> How to complete this task
Output the listing exactly, without its pictures.

> Supplied records

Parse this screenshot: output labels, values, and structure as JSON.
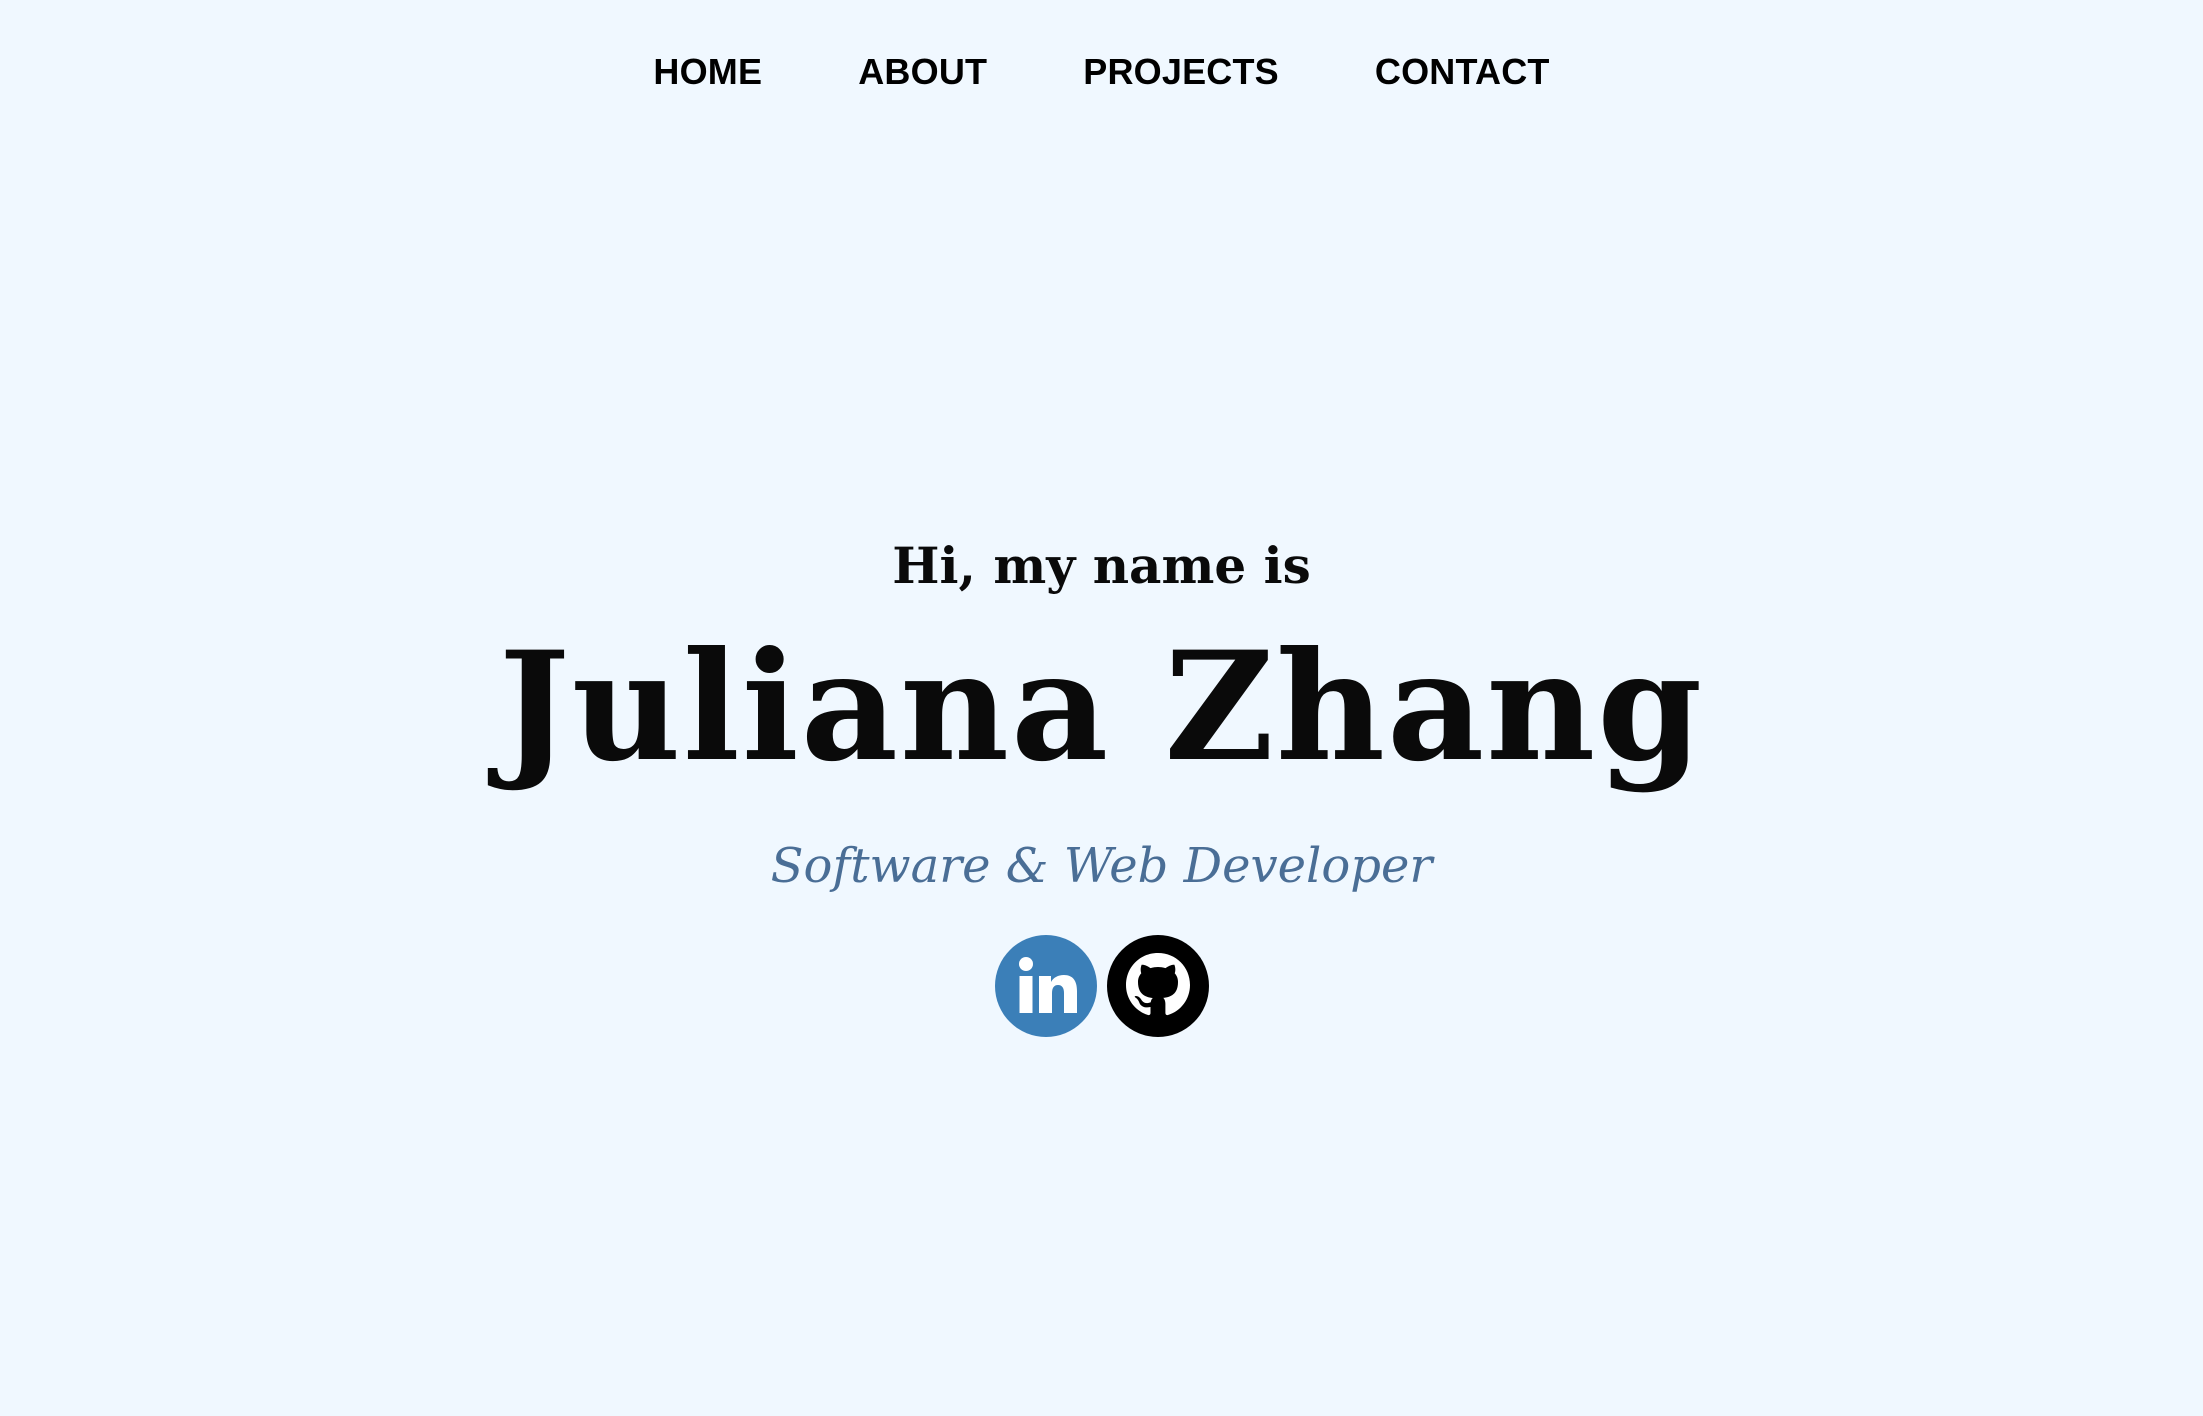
{
  "nav": {
    "items": [
      {
        "label": "HOME"
      },
      {
        "label": "ABOUT"
      },
      {
        "label": "PROJECTS"
      },
      {
        "label": "CONTACT"
      }
    ]
  },
  "hero": {
    "greeting": "Hi, my name is",
    "name": "Juliana Zhang",
    "role": "Software & Web Developer"
  },
  "socials": [
    {
      "icon": "linkedin-icon",
      "color": "#3b7fb8"
    },
    {
      "icon": "github-icon",
      "color": "#000000"
    }
  ],
  "colors": {
    "background": "#f0f8ff",
    "text": "#0a0a0a",
    "accent": "#4a6e96"
  }
}
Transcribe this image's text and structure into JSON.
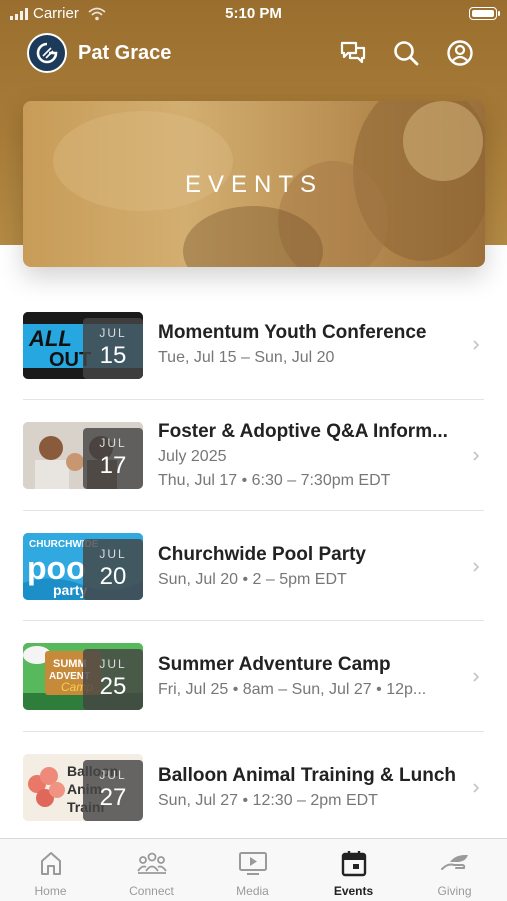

> Task answer
Parse this screenshot: output labels, values, and structure as JSON.
{
  "nav": {
    "items": [
      {
        "label": "HOME"
      },
      {
        "label": "ABOUT"
      },
      {
        "label": "PROJECTS"
      },
      {
        "label": "CONTACT"
      }
    ]
  },
  "hero": {
    "greeting": "Hi, my name is",
    "name": "Juliana Zhang",
    "role": "Software & Web Developer"
  },
  "socials": [
    {
      "icon": "linkedin-icon",
      "color": "#3b7fb8"
    },
    {
      "icon": "github-icon",
      "color": "#000000"
    }
  ],
  "colors": {
    "background": "#f0f8ff",
    "text": "#0a0a0a",
    "accent": "#4a6e96"
  }
}
Transcribe this image's text and structure into JSON.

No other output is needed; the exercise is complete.